◆ DATASET CONTENT ◆

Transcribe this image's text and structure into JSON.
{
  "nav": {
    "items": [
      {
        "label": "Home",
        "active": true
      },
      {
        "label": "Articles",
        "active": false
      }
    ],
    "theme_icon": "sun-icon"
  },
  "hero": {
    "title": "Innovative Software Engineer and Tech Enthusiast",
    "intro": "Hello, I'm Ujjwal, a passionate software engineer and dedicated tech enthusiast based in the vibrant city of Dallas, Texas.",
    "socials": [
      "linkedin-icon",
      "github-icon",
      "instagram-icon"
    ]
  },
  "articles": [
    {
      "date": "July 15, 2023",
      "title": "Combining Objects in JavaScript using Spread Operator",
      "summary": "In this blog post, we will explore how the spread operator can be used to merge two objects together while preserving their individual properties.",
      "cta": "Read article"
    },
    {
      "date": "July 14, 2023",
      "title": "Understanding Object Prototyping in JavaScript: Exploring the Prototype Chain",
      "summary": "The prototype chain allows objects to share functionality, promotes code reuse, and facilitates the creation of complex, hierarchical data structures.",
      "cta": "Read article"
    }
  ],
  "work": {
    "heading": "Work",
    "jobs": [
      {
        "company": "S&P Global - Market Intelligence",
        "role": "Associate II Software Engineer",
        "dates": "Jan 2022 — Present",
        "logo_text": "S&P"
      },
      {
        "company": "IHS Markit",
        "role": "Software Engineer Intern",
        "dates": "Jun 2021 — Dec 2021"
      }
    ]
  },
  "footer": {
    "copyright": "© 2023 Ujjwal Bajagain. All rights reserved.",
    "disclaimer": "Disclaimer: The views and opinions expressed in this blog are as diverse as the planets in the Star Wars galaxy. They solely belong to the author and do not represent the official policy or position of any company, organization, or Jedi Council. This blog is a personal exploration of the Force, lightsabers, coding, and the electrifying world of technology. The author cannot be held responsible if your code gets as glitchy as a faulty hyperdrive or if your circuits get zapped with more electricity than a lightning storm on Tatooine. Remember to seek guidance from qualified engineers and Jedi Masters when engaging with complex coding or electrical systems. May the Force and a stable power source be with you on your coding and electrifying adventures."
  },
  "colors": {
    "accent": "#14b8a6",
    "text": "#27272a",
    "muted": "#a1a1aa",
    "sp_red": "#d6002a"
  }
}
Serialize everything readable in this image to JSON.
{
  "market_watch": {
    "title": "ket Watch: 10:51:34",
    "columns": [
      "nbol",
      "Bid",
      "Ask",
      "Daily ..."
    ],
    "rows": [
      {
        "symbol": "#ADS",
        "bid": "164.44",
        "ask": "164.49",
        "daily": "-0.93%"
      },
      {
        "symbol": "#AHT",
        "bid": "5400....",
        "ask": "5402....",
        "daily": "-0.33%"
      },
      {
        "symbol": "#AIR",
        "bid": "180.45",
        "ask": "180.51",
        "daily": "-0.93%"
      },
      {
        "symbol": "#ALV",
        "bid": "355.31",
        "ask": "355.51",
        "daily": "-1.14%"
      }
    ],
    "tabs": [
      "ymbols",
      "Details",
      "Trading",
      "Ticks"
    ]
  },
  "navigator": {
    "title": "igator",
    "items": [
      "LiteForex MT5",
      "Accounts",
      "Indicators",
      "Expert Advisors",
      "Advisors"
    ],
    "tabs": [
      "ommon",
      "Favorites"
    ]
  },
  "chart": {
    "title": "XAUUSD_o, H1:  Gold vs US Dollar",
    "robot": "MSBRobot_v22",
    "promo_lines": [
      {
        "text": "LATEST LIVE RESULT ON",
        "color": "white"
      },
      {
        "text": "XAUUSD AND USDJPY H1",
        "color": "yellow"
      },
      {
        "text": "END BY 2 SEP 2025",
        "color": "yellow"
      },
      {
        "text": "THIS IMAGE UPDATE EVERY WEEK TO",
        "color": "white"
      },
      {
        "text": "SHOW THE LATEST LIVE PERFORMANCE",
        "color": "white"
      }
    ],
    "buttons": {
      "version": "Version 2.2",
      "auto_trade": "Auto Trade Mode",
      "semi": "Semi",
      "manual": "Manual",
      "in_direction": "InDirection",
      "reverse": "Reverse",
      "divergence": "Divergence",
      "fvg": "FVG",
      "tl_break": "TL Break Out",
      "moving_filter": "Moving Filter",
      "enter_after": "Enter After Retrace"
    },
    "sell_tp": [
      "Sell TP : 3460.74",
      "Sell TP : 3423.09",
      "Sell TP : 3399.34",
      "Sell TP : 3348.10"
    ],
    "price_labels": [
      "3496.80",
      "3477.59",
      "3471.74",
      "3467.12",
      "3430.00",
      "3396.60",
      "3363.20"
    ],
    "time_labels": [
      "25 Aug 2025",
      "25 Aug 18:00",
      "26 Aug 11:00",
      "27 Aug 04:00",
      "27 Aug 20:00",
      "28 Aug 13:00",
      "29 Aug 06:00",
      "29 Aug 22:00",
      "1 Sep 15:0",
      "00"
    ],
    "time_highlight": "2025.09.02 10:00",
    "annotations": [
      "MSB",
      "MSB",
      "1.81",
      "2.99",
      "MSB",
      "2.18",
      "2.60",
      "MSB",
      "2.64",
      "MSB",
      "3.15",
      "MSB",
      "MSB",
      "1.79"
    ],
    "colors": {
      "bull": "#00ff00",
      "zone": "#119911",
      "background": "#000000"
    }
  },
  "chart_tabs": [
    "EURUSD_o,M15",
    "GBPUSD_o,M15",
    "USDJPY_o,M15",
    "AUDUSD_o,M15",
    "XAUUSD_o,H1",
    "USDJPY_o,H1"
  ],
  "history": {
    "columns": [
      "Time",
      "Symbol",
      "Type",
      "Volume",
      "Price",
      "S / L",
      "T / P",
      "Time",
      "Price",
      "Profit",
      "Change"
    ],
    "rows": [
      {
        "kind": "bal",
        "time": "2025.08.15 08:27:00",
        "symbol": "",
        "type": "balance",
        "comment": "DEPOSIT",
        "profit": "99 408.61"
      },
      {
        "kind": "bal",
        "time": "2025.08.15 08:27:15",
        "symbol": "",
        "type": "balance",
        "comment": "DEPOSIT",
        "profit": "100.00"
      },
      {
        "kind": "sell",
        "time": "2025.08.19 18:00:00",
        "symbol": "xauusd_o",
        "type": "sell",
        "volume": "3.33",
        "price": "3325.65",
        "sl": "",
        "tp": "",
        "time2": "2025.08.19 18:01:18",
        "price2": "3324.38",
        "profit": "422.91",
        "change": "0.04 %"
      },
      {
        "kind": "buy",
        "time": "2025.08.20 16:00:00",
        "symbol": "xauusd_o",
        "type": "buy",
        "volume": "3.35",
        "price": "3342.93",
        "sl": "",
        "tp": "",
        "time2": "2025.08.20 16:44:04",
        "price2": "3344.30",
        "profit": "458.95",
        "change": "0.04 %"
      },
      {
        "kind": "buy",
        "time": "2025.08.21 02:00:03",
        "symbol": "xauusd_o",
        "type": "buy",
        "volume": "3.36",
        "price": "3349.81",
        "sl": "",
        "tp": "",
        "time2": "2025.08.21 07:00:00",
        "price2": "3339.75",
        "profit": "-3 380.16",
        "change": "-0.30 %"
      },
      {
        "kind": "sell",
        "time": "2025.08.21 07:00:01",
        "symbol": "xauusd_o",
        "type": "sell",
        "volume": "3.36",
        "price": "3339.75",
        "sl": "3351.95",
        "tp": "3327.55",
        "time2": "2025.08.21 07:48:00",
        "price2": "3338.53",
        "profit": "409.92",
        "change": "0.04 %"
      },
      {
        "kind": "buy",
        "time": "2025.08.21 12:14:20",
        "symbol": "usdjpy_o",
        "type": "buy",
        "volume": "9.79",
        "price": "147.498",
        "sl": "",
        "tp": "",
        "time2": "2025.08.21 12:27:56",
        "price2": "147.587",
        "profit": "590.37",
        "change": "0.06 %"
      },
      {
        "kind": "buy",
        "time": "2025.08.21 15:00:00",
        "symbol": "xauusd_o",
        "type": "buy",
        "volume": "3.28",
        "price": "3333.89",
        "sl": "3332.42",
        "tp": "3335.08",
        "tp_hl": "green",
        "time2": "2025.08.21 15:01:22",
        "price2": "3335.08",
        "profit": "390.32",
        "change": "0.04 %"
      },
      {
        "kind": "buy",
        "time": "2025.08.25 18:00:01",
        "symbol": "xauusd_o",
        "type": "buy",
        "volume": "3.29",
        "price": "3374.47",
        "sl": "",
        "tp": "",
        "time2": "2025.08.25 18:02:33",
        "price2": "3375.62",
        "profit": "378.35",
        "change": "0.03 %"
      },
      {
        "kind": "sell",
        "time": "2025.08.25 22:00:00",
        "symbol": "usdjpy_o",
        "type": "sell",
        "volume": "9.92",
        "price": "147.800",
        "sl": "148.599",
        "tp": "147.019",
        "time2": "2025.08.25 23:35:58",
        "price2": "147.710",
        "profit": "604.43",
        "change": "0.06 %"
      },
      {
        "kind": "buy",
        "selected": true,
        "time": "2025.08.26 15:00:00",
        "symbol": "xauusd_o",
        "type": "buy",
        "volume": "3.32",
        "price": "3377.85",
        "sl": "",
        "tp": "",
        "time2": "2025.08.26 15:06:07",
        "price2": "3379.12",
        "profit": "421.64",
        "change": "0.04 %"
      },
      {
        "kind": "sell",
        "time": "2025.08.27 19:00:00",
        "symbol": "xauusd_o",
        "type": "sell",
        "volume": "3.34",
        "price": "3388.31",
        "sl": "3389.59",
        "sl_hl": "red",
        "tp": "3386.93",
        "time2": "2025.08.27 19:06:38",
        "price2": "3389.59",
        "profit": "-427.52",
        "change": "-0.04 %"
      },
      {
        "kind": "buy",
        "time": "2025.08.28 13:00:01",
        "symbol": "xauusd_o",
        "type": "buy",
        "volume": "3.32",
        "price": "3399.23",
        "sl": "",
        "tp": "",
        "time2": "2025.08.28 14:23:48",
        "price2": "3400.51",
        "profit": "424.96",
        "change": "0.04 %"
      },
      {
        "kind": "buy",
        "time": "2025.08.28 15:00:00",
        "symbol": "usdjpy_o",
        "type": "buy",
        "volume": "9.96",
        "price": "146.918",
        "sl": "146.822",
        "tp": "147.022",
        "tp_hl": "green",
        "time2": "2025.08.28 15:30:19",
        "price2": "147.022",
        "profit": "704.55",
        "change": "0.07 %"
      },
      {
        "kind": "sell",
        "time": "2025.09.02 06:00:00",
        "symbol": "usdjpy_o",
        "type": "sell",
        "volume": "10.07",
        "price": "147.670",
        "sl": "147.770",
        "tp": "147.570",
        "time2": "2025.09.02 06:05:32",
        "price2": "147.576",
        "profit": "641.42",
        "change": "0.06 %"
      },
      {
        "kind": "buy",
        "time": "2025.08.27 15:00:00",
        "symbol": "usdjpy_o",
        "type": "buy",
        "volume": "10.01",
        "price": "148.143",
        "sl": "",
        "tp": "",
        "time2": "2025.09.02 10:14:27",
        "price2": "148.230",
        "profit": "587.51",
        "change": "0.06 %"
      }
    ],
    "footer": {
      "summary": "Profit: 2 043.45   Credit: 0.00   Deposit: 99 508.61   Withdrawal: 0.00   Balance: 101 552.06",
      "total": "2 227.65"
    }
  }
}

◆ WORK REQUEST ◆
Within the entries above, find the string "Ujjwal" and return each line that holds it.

◆ SOLUTION FOR THIS EXERCISE ◆
    "intro": "Hello, I'm Ujjwal, a passionate software engineer and dedicated tech enthusiast based in the vibrant city of Dallas, Texas.",
    "copyright": "© 2023 Ujjwal Bajagain. All rights reserved.",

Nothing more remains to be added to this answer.